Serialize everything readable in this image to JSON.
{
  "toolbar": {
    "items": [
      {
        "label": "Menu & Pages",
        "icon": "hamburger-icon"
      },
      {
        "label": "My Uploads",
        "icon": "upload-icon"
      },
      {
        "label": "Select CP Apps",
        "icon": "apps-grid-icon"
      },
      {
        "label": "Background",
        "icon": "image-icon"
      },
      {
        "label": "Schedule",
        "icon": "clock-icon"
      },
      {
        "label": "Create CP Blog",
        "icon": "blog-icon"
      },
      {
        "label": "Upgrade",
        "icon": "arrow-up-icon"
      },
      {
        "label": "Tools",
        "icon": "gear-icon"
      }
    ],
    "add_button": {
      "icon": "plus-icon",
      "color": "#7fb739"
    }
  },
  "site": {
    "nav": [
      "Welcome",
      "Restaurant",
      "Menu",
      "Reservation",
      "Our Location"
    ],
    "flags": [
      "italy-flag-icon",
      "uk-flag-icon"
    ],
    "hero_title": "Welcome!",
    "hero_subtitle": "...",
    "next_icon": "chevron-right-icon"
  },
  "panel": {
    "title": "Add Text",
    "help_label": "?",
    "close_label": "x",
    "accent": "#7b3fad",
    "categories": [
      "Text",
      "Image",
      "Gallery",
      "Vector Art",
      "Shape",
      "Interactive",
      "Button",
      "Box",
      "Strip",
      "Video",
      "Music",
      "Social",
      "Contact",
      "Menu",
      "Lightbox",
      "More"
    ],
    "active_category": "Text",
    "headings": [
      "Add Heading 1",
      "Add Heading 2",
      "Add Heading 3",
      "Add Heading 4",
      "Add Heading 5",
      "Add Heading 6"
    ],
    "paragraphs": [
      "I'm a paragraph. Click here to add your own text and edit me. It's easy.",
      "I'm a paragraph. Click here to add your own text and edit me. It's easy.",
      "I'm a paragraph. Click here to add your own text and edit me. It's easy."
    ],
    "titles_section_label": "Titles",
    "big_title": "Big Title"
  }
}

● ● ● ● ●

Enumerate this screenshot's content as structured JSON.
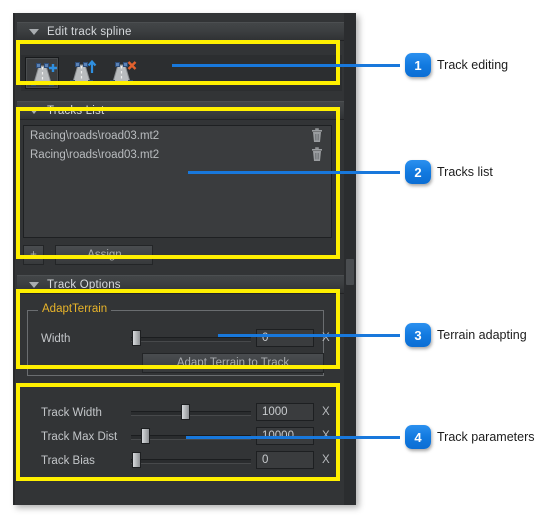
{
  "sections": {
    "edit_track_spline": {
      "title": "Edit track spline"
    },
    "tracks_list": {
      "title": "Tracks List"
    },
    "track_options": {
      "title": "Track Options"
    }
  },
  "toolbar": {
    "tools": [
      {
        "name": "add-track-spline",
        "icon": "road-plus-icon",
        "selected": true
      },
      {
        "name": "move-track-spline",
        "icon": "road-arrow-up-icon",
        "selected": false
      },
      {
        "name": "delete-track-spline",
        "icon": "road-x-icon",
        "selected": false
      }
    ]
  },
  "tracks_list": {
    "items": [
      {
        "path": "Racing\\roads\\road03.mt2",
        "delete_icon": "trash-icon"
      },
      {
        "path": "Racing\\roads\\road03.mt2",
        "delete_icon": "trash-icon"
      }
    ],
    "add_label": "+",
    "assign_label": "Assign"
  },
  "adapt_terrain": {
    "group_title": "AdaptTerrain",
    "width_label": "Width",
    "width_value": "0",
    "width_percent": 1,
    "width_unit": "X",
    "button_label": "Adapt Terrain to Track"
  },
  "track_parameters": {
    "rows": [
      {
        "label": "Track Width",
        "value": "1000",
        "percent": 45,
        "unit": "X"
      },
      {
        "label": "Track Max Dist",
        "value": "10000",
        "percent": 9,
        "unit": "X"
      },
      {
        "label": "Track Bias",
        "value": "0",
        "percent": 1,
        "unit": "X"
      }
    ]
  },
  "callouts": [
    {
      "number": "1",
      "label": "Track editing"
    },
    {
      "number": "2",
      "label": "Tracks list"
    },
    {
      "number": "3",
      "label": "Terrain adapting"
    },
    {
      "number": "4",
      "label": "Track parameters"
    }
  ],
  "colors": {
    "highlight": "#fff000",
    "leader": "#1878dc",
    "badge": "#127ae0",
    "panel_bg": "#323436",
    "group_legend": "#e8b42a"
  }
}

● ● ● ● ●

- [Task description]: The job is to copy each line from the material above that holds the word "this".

- [Exercise response]:
Serialize everything readable in this image to JSON.
Enumerate this screenshot's content as structured JSON.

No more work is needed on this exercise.